──────── Exercise data ────────

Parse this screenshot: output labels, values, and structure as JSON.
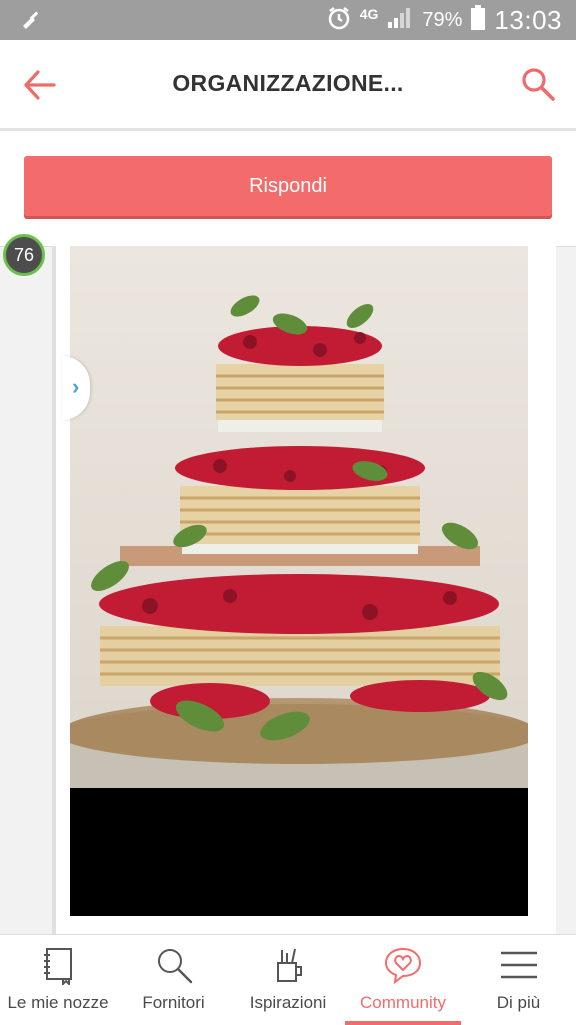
{
  "status_bar": {
    "network": "4G",
    "battery": "79%",
    "time": "13:03",
    "icons": [
      "cleaner-icon",
      "alarm-icon",
      "signal-icon",
      "battery-icon"
    ]
  },
  "app_bar": {
    "title": "ORGANIZZAZIONE...",
    "back_icon": "back-arrow-icon",
    "search_icon": "search-icon"
  },
  "reply_button": {
    "label": "Rispondi"
  },
  "post": {
    "score": "76",
    "image_desc_icon": "photo",
    "nav_arrow_icon": "chevron-right-icon"
  },
  "bottom_nav": {
    "items": [
      {
        "label": "Le mie nozze",
        "icon": "notebook-icon",
        "active": false
      },
      {
        "label": "Fornitori",
        "icon": "search-icon",
        "active": false
      },
      {
        "label": "Ispirazioni",
        "icon": "pencil-cup-icon",
        "active": false
      },
      {
        "label": "Community",
        "icon": "heart-chat-icon",
        "active": true
      },
      {
        "label": "Di più",
        "icon": "menu-icon",
        "active": false
      }
    ]
  },
  "colors": {
    "accent": "#f36b6b",
    "status_bar": "#9e9e9e",
    "score_ring": "#6cc04a"
  }
}
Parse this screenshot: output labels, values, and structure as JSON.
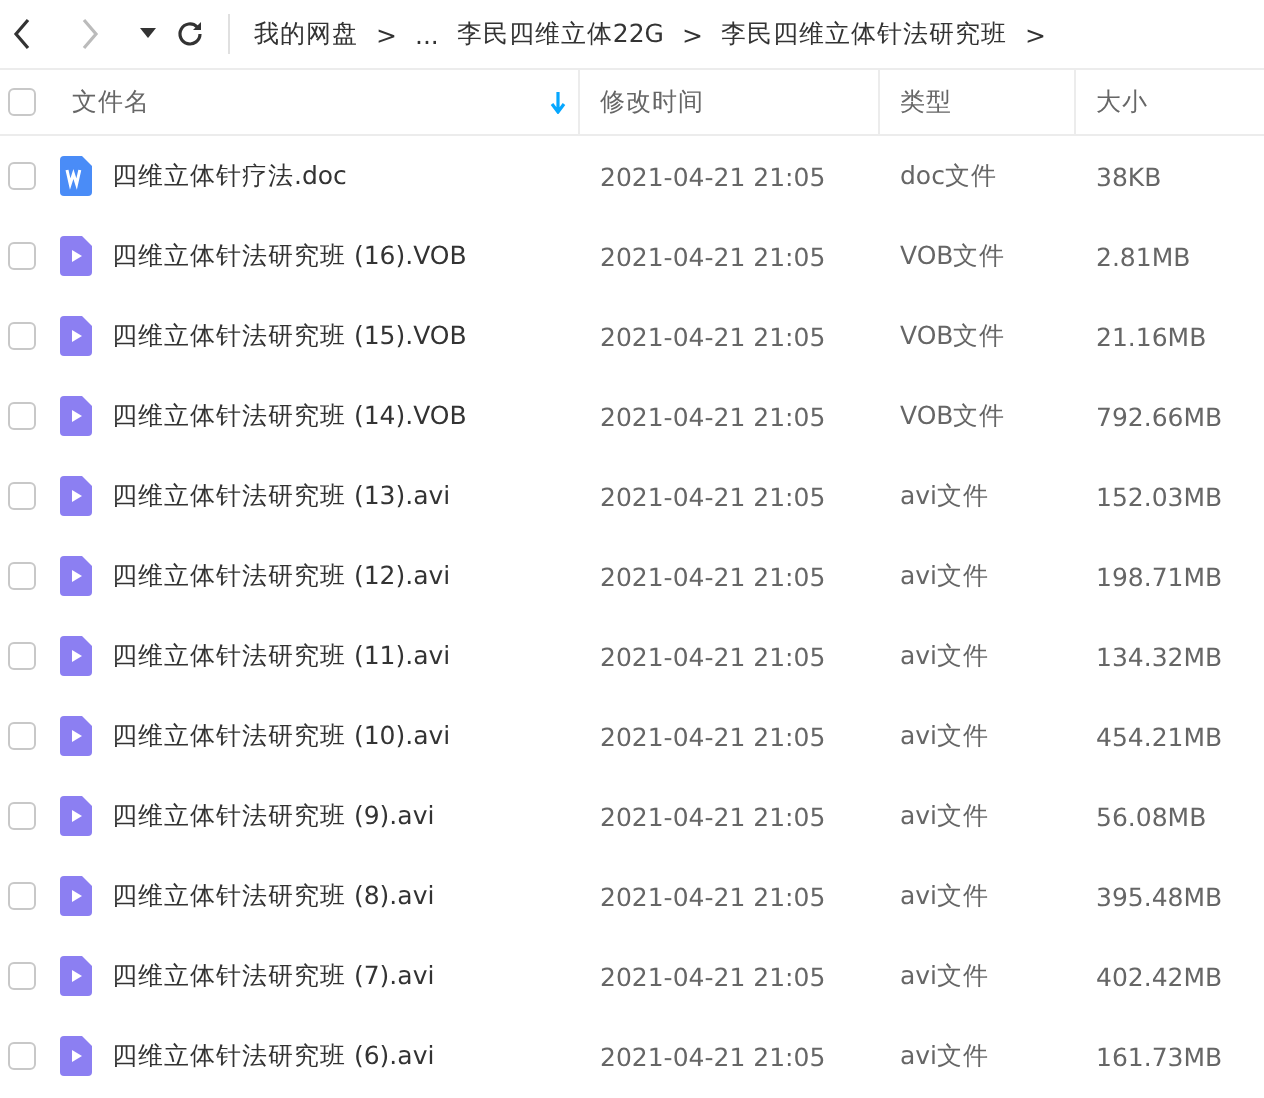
{
  "toolbar": {
    "breadcrumbs": [
      "我的网盘",
      ">",
      "...",
      "李民四维立体22G",
      ">",
      "李民四维立体针法研究班",
      ">"
    ]
  },
  "table": {
    "all_selected": false,
    "columns": [
      "文件名",
      "修改时间",
      "类型",
      "大小"
    ],
    "rows": [
      {
        "kind": "doc",
        "selected": false,
        "name": "四维立体针疗法.doc",
        "modified": "2021-04-21 21:05",
        "type": "doc文件",
        "size": "38KB"
      },
      {
        "kind": "video",
        "selected": false,
        "name": "四维立体针法研究班 (16).VOB",
        "modified": "2021-04-21 21:05",
        "type": "VOB文件",
        "size": "2.81MB"
      },
      {
        "kind": "video",
        "selected": false,
        "name": "四维立体针法研究班 (15).VOB",
        "modified": "2021-04-21 21:05",
        "type": "VOB文件",
        "size": "21.16MB"
      },
      {
        "kind": "video",
        "selected": false,
        "name": "四维立体针法研究班 (14).VOB",
        "modified": "2021-04-21 21:05",
        "type": "VOB文件",
        "size": "792.66MB"
      },
      {
        "kind": "video",
        "selected": false,
        "name": "四维立体针法研究班 (13).avi",
        "modified": "2021-04-21 21:05",
        "type": "avi文件",
        "size": "152.03MB"
      },
      {
        "kind": "video",
        "selected": false,
        "name": "四维立体针法研究班 (12).avi",
        "modified": "2021-04-21 21:05",
        "type": "avi文件",
        "size": "198.71MB"
      },
      {
        "kind": "video",
        "selected": false,
        "name": "四维立体针法研究班 (11).avi",
        "modified": "2021-04-21 21:05",
        "type": "avi文件",
        "size": "134.32MB"
      },
      {
        "kind": "video",
        "selected": false,
        "name": "四维立体针法研究班 (10).avi",
        "modified": "2021-04-21 21:05",
        "type": "avi文件",
        "size": "454.21MB"
      },
      {
        "kind": "video",
        "selected": false,
        "name": "四维立体针法研究班 (9).avi",
        "modified": "2021-04-21 21:05",
        "type": "avi文件",
        "size": "56.08MB"
      },
      {
        "kind": "video",
        "selected": false,
        "name": "四维立体针法研究班 (8).avi",
        "modified": "2021-04-21 21:05",
        "type": "avi文件",
        "size": "395.48MB"
      },
      {
        "kind": "video",
        "selected": false,
        "name": "四维立体针法研究班 (7).avi",
        "modified": "2021-04-21 21:05",
        "type": "avi文件",
        "size": "402.42MB"
      },
      {
        "kind": "video",
        "selected": false,
        "name": "四维立体针法研究班 (6).avi",
        "modified": "2021-04-21 21:05",
        "type": "avi文件",
        "size": "161.73MB"
      }
    ]
  }
}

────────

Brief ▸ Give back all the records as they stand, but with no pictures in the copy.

Exercise answer ▸
Parse this screenshot: output labels, values, and structure as JSON.
{
  "status_bar": {
    "network": "4G",
    "battery": "79%",
    "time": "13:03",
    "icons": [
      "cleaner-icon",
      "alarm-icon",
      "signal-icon",
      "battery-icon"
    ]
  },
  "app_bar": {
    "title": "ORGANIZZAZIONE...",
    "back_icon": "back-arrow-icon",
    "search_icon": "search-icon"
  },
  "reply_button": {
    "label": "Rispondi"
  },
  "post": {
    "score": "76",
    "image_desc_icon": "photo",
    "nav_arrow_icon": "chevron-right-icon"
  },
  "bottom_nav": {
    "items": [
      {
        "label": "Le mie nozze",
        "icon": "notebook-icon",
        "active": false
      },
      {
        "label": "Fornitori",
        "icon": "search-icon",
        "active": false
      },
      {
        "label": "Ispirazioni",
        "icon": "pencil-cup-icon",
        "active": false
      },
      {
        "label": "Community",
        "icon": "heart-chat-icon",
        "active": true
      },
      {
        "label": "Di più",
        "icon": "menu-icon",
        "active": false
      }
    ]
  },
  "colors": {
    "accent": "#f36b6b",
    "status_bar": "#9e9e9e",
    "score_ring": "#6cc04a"
  }
}
Parse this screenshot: output labels, values, and structure as JSON.
{
  "toolbar": {
    "breadcrumbs": [
      "我的网盘",
      ">",
      "...",
      "李民四维立体22G",
      ">",
      "李民四维立体针法研究班",
      ">"
    ]
  },
  "table": {
    "all_selected": false,
    "columns": [
      "文件名",
      "修改时间",
      "类型",
      "大小"
    ],
    "rows": [
      {
        "kind": "doc",
        "selected": false,
        "name": "四维立体针疗法.doc",
        "modified": "2021-04-21 21:05",
        "type": "doc文件",
        "size": "38KB"
      },
      {
        "kind": "video",
        "selected": false,
        "name": "四维立体针法研究班 (16).VOB",
        "modified": "2021-04-21 21:05",
        "type": "VOB文件",
        "size": "2.81MB"
      },
      {
        "kind": "video",
        "selected": false,
        "name": "四维立体针法研究班 (15).VOB",
        "modified": "2021-04-21 21:05",
        "type": "VOB文件",
        "size": "21.16MB"
      },
      {
        "kind": "video",
        "selected": false,
        "name": "四维立体针法研究班 (14).VOB",
        "modified": "2021-04-21 21:05",
        "type": "VOB文件",
        "size": "792.66MB"
      },
      {
        "kind": "video",
        "selected": false,
        "name": "四维立体针法研究班 (13).avi",
        "modified": "2021-04-21 21:05",
        "type": "avi文件",
        "size": "152.03MB"
      },
      {
        "kind": "video",
        "selected": false,
        "name": "四维立体针法研究班 (12).avi",
        "modified": "2021-04-21 21:05",
        "type": "avi文件",
        "size": "198.71MB"
      },
      {
        "kind": "video",
        "selected": false,
        "name": "四维立体针法研究班 (11).avi",
        "modified": "2021-04-21 21:05",
        "type": "avi文件",
        "size": "134.32MB"
      },
      {
        "kind": "video",
        "selected": false,
        "name": "四维立体针法研究班 (10).avi",
        "modified": "2021-04-21 21:05",
        "type": "avi文件",
        "size": "454.21MB"
      },
      {
        "kind": "video",
        "selected": false,
        "name": "四维立体针法研究班 (9).avi",
        "modified": "2021-04-21 21:05",
        "type": "avi文件",
        "size": "56.08MB"
      },
      {
        "kind": "video",
        "selected": false,
        "name": "四维立体针法研究班 (8).avi",
        "modified": "2021-04-21 21:05",
        "type": "avi文件",
        "size": "395.48MB"
      },
      {
        "kind": "video",
        "selected": false,
        "name": "四维立体针法研究班 (7).avi",
        "modified": "2021-04-21 21:05",
        "type": "avi文件",
        "size": "402.42MB"
      },
      {
        "kind": "video",
        "selected": false,
        "name": "四维立体针法研究班 (6).avi",
        "modified": "2021-04-21 21:05",
        "type": "avi文件",
        "size": "161.73MB"
      }
    ]
  }
}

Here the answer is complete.